Record excerpts Start Marker

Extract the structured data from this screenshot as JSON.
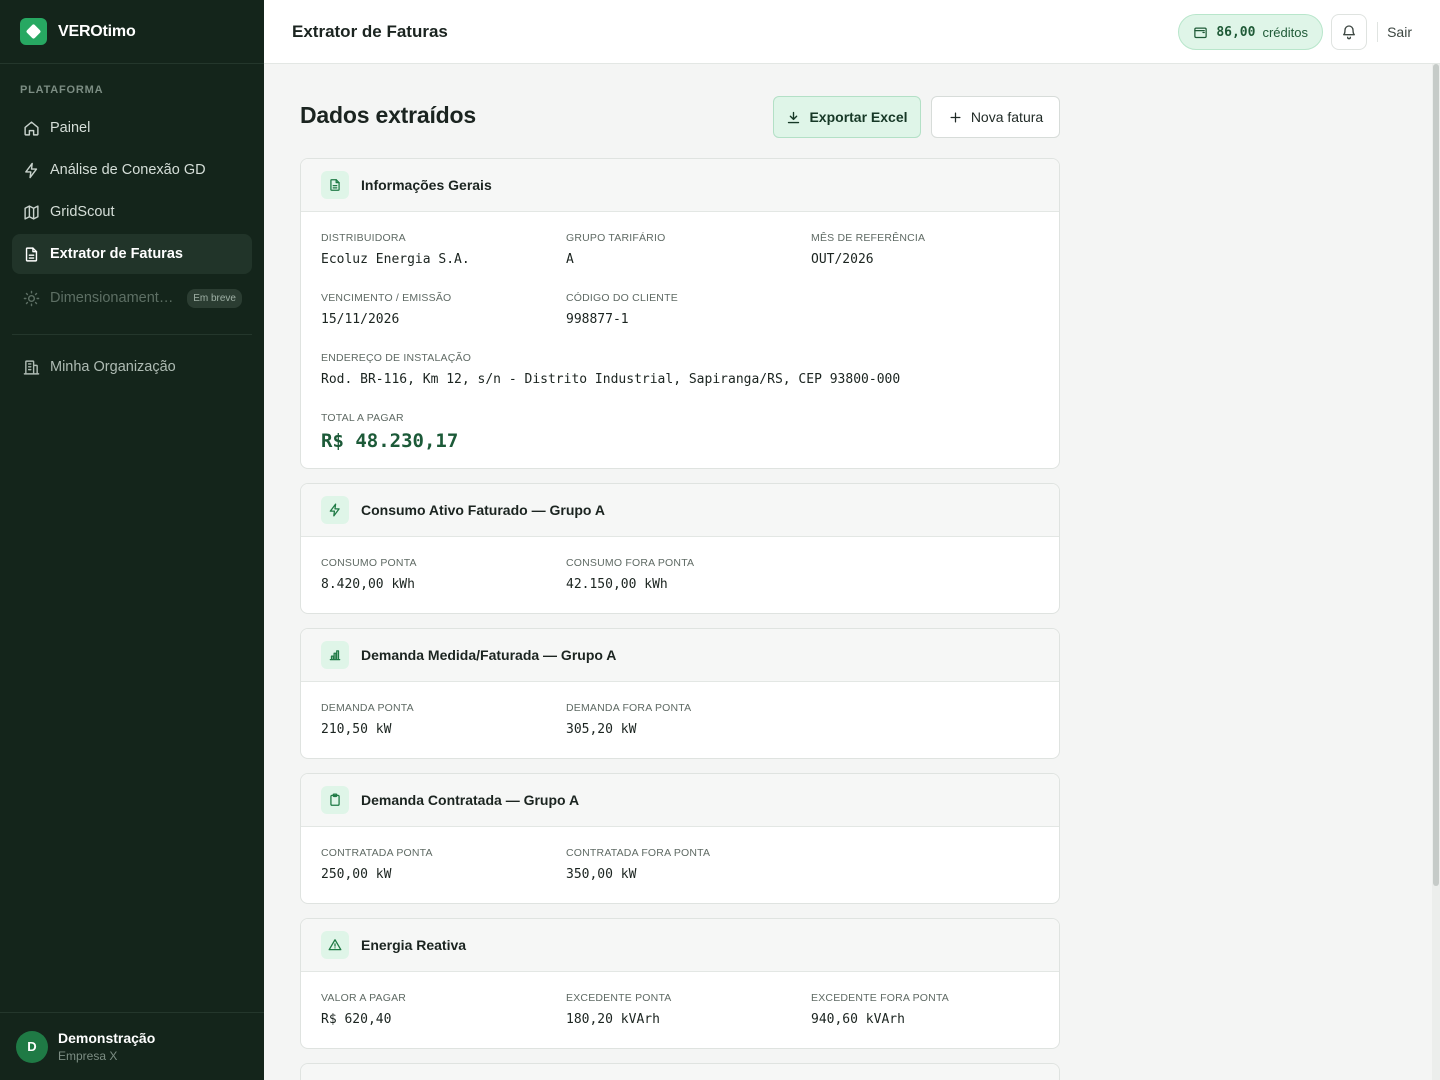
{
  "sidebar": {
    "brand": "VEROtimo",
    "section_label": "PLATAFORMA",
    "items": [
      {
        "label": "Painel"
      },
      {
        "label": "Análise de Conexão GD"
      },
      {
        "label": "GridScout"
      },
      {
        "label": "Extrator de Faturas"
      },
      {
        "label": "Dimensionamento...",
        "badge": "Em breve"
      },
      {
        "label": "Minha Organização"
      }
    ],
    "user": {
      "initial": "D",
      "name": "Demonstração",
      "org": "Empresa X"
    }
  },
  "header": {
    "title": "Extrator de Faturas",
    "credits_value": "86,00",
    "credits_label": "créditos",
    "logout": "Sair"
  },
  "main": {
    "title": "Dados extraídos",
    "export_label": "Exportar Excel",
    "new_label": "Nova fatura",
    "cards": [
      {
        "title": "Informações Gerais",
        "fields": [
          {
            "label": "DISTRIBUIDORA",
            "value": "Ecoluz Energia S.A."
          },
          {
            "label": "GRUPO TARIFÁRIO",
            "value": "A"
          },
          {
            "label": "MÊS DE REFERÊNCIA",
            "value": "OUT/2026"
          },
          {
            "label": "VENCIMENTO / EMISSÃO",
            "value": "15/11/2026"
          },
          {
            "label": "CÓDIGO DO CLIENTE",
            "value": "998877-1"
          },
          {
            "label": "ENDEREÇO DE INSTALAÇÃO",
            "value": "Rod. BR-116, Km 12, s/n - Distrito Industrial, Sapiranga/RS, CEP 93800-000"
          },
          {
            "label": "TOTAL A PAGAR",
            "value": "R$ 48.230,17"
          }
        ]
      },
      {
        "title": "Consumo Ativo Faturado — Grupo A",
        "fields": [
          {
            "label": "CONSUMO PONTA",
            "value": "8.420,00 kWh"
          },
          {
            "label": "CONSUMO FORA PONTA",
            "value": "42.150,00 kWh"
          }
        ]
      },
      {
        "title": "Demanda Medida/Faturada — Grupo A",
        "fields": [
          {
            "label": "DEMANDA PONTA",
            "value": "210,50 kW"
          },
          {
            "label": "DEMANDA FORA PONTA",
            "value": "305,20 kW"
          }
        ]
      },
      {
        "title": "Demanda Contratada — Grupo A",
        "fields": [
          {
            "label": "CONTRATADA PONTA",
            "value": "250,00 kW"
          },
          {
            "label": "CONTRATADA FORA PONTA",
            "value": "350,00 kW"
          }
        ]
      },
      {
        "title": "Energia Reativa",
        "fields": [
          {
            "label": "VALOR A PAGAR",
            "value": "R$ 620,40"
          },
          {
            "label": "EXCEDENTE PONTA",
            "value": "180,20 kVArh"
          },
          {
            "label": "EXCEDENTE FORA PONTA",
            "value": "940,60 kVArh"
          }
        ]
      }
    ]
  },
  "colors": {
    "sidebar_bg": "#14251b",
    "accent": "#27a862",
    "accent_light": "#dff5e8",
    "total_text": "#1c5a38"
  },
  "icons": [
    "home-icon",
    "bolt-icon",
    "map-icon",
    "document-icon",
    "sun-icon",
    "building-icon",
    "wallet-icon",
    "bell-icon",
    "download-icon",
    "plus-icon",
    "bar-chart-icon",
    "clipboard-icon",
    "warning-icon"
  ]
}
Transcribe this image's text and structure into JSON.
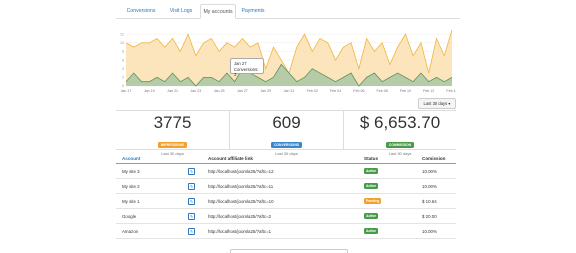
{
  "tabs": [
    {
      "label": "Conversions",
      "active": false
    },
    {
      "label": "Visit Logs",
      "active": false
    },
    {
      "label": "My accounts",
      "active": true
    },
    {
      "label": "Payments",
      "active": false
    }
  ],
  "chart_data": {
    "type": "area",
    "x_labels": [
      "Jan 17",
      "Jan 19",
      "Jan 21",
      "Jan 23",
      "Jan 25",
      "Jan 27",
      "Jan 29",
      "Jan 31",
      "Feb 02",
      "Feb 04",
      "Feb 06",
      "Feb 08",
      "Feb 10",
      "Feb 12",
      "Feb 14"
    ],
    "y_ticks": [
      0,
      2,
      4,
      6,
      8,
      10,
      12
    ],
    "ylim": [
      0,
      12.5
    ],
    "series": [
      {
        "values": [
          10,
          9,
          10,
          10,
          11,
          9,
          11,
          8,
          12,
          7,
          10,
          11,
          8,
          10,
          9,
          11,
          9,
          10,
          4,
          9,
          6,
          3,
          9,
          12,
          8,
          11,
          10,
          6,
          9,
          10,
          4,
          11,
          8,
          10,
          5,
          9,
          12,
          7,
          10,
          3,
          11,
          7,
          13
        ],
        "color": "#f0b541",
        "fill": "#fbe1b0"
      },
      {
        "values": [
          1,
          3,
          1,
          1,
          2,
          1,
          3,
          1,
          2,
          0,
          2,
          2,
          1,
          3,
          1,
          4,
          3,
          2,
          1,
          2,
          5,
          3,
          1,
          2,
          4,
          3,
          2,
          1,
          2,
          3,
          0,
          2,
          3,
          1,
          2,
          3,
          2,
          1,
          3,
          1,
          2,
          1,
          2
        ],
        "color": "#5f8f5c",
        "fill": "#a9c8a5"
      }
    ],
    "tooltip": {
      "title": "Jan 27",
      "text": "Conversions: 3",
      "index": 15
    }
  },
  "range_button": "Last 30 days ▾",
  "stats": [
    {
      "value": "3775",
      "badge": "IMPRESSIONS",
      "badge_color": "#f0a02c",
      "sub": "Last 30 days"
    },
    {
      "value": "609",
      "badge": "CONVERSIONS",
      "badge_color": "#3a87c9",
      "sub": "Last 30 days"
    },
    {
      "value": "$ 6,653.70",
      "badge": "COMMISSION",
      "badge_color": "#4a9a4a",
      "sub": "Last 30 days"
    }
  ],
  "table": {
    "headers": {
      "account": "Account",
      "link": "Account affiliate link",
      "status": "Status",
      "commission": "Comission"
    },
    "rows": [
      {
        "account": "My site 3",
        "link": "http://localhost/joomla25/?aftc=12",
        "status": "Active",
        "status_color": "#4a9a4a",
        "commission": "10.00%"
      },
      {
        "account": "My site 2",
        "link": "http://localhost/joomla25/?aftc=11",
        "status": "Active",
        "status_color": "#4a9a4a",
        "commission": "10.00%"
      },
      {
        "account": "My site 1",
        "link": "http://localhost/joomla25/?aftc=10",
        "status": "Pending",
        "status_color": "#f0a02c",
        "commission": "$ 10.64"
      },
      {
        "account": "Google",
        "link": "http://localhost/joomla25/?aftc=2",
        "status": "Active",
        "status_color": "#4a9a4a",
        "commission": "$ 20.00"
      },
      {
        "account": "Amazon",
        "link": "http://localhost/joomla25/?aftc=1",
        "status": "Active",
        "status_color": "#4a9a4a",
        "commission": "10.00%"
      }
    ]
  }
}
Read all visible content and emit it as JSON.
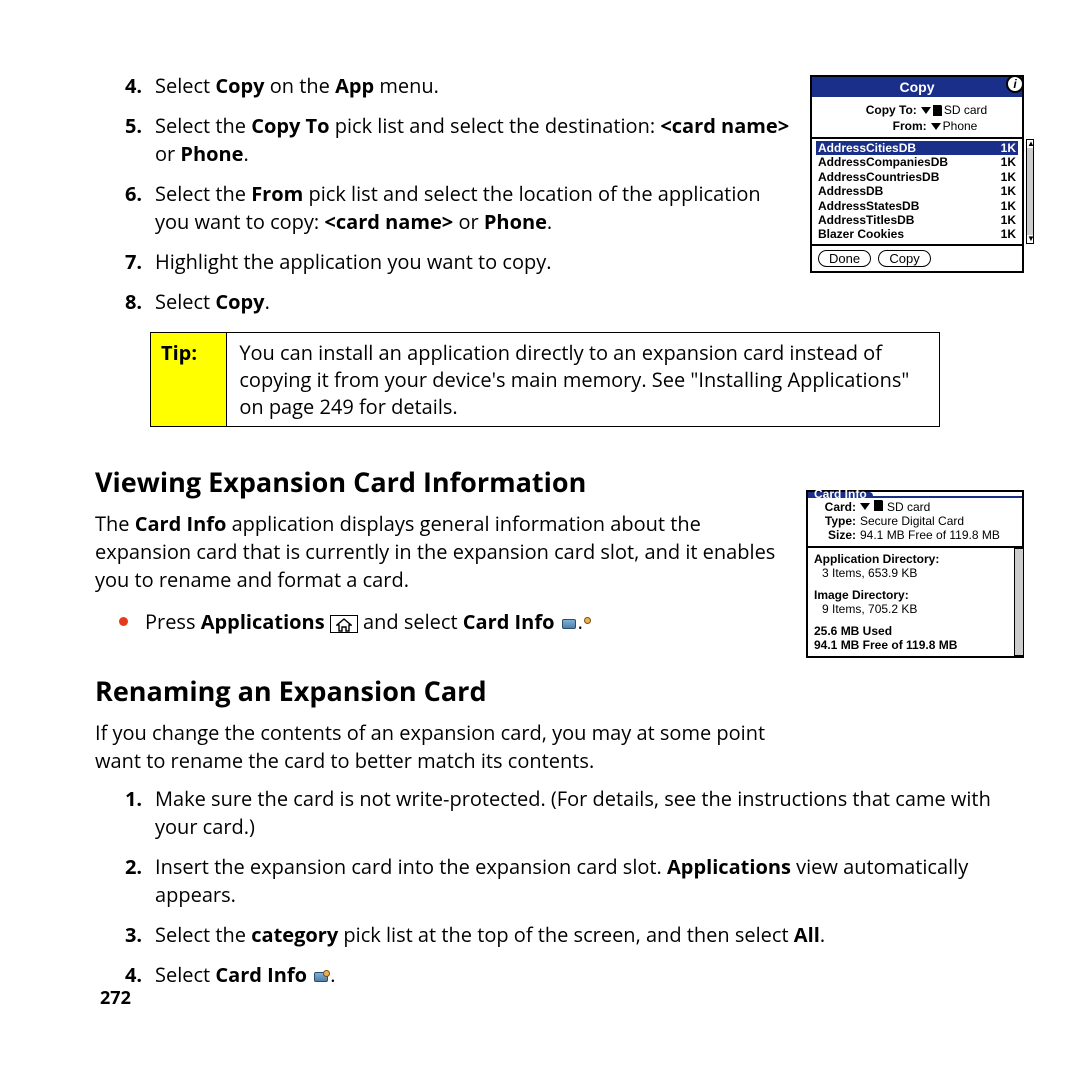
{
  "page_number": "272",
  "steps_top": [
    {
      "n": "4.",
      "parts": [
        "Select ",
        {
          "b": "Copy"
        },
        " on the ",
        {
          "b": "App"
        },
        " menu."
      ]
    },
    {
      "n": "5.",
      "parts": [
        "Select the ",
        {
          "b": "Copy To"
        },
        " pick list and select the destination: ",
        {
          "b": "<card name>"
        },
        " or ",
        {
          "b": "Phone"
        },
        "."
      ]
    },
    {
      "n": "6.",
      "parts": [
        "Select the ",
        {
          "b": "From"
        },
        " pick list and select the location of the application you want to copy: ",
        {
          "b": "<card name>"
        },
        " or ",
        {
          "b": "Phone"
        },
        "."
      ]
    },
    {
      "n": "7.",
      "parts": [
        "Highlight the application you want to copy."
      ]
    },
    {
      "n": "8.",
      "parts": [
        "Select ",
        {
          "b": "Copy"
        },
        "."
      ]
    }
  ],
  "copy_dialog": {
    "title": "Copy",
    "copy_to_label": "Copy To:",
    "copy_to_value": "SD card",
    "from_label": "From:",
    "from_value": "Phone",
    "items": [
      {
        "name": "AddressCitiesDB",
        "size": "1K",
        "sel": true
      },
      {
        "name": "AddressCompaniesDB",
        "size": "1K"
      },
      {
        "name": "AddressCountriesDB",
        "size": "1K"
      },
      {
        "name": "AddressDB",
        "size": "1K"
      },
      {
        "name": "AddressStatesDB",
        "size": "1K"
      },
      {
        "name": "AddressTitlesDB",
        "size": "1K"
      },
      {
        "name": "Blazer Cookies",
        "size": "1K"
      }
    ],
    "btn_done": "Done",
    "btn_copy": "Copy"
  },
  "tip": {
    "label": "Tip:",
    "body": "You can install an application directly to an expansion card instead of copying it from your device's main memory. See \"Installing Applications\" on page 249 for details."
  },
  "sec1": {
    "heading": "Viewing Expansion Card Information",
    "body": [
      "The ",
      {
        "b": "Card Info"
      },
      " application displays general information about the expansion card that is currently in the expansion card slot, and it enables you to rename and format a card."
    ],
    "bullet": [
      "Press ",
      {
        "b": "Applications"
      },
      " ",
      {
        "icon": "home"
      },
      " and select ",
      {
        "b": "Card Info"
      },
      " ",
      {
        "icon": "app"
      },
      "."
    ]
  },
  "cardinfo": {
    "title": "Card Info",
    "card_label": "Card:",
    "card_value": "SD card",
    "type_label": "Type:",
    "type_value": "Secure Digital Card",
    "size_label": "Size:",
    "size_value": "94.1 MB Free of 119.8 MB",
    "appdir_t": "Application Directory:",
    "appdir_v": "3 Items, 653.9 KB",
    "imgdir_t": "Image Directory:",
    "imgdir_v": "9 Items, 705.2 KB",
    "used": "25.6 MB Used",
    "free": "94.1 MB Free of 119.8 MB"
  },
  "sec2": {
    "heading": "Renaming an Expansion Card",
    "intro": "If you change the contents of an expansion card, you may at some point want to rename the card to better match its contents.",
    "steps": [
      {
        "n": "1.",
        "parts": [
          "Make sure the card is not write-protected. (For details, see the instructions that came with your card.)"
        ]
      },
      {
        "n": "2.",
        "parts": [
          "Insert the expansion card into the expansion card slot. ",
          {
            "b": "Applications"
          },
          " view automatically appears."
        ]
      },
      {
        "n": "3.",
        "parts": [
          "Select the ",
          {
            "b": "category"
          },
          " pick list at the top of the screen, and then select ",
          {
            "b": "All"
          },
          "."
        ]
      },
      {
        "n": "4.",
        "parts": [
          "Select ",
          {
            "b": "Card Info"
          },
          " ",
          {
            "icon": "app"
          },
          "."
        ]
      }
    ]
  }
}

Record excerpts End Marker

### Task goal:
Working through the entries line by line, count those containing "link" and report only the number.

### Task output:
6